Action item: Out of all the lines below, count those with the word "When". Give the number only.

Available data:
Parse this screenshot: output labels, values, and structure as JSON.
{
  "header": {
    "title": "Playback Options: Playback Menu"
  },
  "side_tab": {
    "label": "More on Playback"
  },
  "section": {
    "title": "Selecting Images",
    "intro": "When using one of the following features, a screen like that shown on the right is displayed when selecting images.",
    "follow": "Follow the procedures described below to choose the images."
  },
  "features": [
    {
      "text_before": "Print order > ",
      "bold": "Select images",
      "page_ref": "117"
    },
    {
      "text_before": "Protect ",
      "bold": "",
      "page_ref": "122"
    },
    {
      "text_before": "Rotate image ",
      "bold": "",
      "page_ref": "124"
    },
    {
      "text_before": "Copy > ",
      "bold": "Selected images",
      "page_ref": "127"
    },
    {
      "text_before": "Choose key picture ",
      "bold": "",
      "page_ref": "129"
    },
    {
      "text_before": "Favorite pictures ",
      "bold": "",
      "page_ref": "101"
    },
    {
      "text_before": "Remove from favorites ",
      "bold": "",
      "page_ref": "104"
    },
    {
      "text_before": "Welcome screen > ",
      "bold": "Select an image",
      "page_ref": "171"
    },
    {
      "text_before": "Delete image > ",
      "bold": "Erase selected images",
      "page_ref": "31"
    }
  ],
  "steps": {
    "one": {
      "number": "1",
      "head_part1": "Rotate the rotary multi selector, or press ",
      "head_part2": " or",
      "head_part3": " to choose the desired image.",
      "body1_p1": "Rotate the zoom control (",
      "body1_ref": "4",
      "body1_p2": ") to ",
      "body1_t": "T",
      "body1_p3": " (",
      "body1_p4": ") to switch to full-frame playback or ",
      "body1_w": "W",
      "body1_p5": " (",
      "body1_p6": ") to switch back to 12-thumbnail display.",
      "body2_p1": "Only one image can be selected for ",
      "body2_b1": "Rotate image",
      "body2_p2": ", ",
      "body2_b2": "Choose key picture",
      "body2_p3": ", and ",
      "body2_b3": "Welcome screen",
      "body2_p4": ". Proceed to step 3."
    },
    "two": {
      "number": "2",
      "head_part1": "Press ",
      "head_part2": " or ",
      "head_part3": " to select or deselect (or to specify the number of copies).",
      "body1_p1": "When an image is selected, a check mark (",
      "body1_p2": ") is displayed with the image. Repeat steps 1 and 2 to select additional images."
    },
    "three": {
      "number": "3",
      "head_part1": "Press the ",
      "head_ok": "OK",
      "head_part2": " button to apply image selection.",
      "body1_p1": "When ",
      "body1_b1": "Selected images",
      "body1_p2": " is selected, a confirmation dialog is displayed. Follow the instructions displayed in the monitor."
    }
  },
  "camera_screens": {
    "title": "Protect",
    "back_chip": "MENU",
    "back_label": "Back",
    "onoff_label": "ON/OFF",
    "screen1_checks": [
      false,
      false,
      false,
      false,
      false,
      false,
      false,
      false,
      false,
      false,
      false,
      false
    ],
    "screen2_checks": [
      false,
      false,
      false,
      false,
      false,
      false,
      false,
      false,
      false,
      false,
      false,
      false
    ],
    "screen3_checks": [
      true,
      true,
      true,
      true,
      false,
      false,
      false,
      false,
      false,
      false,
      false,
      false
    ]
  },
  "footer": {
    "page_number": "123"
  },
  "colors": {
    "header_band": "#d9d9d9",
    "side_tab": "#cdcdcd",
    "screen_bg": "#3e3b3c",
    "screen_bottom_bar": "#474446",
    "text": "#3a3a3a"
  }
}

Exercise response: 3